**Work task**
Retype all of the data without changing a single word.

**Data for this task**
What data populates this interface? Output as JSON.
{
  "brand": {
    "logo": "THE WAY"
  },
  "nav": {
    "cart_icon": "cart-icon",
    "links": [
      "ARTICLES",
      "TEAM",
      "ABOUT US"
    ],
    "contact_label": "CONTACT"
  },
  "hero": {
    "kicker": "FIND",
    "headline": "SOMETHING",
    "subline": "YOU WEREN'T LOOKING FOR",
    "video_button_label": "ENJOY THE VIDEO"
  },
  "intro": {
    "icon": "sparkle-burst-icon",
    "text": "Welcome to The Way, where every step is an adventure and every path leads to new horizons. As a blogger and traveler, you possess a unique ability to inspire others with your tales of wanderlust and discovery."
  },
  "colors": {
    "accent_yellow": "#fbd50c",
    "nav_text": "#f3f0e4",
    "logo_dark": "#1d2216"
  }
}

**Solution for this exercise**
What data populates this interface? Output as JSON.
{
  "brand": {
    "logo": "THE WAY"
  },
  "nav": {
    "cart_icon": "cart-icon",
    "links": [
      "ARTICLES",
      "TEAM",
      "ABOUT US"
    ],
    "contact_label": "CONTACT"
  },
  "hero": {
    "kicker": "FIND",
    "headline": "SOMETHING",
    "subline": "YOU WEREN'T LOOKING FOR",
    "video_button_label": "ENJOY THE VIDEO"
  },
  "intro": {
    "icon": "sparkle-burst-icon",
    "text": "Welcome to The Way, where every step is an adventure and every path leads to new horizons. As a blogger and traveler, you possess a unique ability to inspire others with your tales of wanderlust and discovery."
  },
  "colors": {
    "accent_yellow": "#fbd50c",
    "nav_text": "#f3f0e4",
    "logo_dark": "#1d2216"
  }
}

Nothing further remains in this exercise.